Get it out of my head! Get it out!!!!!!
Perhaps reviewing the book is the cure-all I need....
McBride, L. (2010). Hold Me Closer, Necromancer. New York: Henry Hold and Company.
Appetizer: Sam dropped out of college and is unhappily working at a fast food restaurant named Plumpy's. After a strange man enters Plumpy's and accosts Sam about why he hasn't reported to some mysterious council, his life goes down hill at a drastic angle and quickly. Another man attacks Sam at the end of his shift and he and his friends Ramon and Frank flee. But the final member of their Plumpy's shift, Brooke, isn't quite so lucky. The strange man, Douglas, kills her and reanimates her head to "send a message." Sam finds himself drawn into Seattle's supernatural politics, a grab for power and a mystery related to a missing (and attractive!) werewolf hybrid named Brid.
Oh, and Sam learns he's a necromancer.
Reaper as I read due to the mix of humor and supernatural action. Plus, both are set in Seattle and both feature protagonists who begin the stories as college dropouts with parents who have been keeping some supernatural secrets.
The chapter titles throughout the novel are references to various songs, which meant I wound up with a lot of songs stuck in my head throughout the reading process. I had to go to unhearit.com to get other songs stuck in my head. While fun, I did wish music entered into the plot of the story a little more.
One of my few big complaints about this novel is the way the author switched point of views. For me, Sam's voice was engaging enough that I wanted to stay with him. Plus, when he met with his mother for her to reveal important backstory, the switch to flashbacks from her point of view (as opposed to maintaining the conversation between mother and son format) didn't really work for me.
Fingers crossed that a companion novel is published sooooOOOOOOOooon!
"I stood in front of today's schedule still holding my skateboard, still drenched from the ride over, and still desperately wishing that I hadn't dropped out of college. But wishing wouldn't erase Sam from the counter slot and rewrite it under the grill slot.
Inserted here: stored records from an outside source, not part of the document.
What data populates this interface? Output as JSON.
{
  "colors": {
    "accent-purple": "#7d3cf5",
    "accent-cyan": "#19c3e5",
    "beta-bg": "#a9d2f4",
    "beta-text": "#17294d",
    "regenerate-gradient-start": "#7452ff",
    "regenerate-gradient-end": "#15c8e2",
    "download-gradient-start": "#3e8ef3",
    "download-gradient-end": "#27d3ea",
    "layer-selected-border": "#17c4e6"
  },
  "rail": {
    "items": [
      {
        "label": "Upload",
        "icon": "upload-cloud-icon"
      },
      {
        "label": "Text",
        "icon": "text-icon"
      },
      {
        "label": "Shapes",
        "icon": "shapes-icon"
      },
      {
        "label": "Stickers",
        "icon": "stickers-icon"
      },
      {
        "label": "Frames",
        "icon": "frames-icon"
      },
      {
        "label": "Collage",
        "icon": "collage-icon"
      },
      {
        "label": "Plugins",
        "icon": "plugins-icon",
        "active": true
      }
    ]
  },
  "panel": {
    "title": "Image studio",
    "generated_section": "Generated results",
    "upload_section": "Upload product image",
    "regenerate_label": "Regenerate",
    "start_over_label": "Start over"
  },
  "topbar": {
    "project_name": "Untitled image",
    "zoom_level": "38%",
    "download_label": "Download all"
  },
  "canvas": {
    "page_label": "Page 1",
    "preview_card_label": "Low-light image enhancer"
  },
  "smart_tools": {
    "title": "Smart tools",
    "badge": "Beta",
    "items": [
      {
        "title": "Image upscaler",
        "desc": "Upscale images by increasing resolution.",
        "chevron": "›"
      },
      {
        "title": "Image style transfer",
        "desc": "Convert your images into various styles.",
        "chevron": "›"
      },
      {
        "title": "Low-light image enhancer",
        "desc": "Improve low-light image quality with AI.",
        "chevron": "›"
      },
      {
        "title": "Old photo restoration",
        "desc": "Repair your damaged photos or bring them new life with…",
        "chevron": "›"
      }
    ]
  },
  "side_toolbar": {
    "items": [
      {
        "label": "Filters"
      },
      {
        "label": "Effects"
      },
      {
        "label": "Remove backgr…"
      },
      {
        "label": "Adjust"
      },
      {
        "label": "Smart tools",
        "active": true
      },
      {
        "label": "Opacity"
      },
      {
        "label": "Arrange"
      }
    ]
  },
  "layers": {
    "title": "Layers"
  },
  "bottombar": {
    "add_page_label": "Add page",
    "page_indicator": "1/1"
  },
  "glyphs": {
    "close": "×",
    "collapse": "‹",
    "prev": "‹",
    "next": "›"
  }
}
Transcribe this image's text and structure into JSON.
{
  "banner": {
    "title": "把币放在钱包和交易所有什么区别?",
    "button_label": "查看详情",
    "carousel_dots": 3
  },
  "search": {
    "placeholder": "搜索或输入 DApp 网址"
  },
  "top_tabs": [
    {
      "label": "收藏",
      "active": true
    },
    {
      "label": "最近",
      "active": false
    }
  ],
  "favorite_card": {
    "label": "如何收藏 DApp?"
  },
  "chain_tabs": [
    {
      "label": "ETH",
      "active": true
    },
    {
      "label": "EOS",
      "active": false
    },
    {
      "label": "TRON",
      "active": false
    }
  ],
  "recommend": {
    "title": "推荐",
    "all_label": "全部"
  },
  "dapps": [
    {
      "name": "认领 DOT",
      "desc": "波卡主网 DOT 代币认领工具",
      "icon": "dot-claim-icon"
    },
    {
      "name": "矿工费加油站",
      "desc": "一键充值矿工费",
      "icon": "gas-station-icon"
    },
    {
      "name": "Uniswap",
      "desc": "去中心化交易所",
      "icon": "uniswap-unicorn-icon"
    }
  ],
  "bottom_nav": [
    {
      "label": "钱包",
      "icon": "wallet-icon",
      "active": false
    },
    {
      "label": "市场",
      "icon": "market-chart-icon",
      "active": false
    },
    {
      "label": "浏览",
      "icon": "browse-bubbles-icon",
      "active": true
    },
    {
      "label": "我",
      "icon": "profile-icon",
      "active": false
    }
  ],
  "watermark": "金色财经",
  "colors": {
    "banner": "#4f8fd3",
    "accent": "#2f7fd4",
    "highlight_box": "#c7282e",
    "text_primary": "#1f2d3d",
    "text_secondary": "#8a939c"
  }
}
No matter what, my job kind of sucks, but on the grill it sucks less. On the grill, you don't have to handle customers. Something about the fast food uniform makes people think it's okay to treat you like crap. Personally, I'm always polite to anyone who handles my food. There are lots of horrible things that can be done to your meal before it gets to your plate." (p. 1)
"My name is Samhain Corvus LaCroix, and I am a fry cook.
I tried to take some pride where I could. If I was going to be a dropout loser, then I was going to be the best dropout loser. That pride came with some complications because it always depressed me to spot anyone, short of a manager, working fast food over the age of eighteen. I didn't look in any mirrors until I got home and out of my uniform. It was better that way." (pp. 2-3)
"Douglas watched as the girl unlocked the front door. No use debating what could have been. The gloves were already off, and now he was going to have to give a very ungentlemanly kind of warning. Pity, that. Still, a necromancer left unchecked could create all sorts of trouble. Best to put him in his place now.
The little parasite had to be lying. How could he not know? It wasn't like necromancy was a power one could ignore. Douglas could remember seeing his first spirit when he was quite young." (p. 27)
"I opened the box, then quickly dropped it and scrambled up onto the counter, making very dignified shrieking noises. Ramon stared. Frank came into the kitchen just in time to see the box bounce onto its side and its contents roll lazily out. Ramon tried to back up, but he was already against the wall. Frank managed a quick hop back as Brooke's head rolled to a stop in the middle of the floor. It had been severed cleanly at the neck, making her ponytail appear longer as it trailed behind like the tail on a grotesque comet. I couldn't see any blood. In fact, the wound looked cauterized, which didn't make it any more pleasant.
Nobody said a word.
Nobody except Brooke.
"Ow, cut it out, you guys!" Her blue eyes popped open and swung around until they found me. "Ugh, so not cool. Really, Sam. You don't just drop somebody's head. Especially a friend's. Like being stuffed into a box and bounced around for an hour wasn't bad enough." (p. 49)
"Douglas swore and closed his eyes. "I saw my first spirit when I was a child, Sam. You can't tell me that you haven't had some sort of experience. Your aura isn't that weak. Weven if you can't accomplish a full raising, you must have seen something by now.
"Of the dead, Sam. Necromancy. You're a necromancer, like me."
I laughed, saw he wasn't joking about the necromancy thing, then stopped. "I'm nothing like you," I said. I guess my keep-my-mouth-shut policy had gone out the window. "Necromancy." I laughed again. "You could have at least worked up to that one. You know, started with 'Luke, you have the power' or something like that." I snorted. 'Come over to the dark side.'" (pp. 95-96)
Tasty Rating: !!!!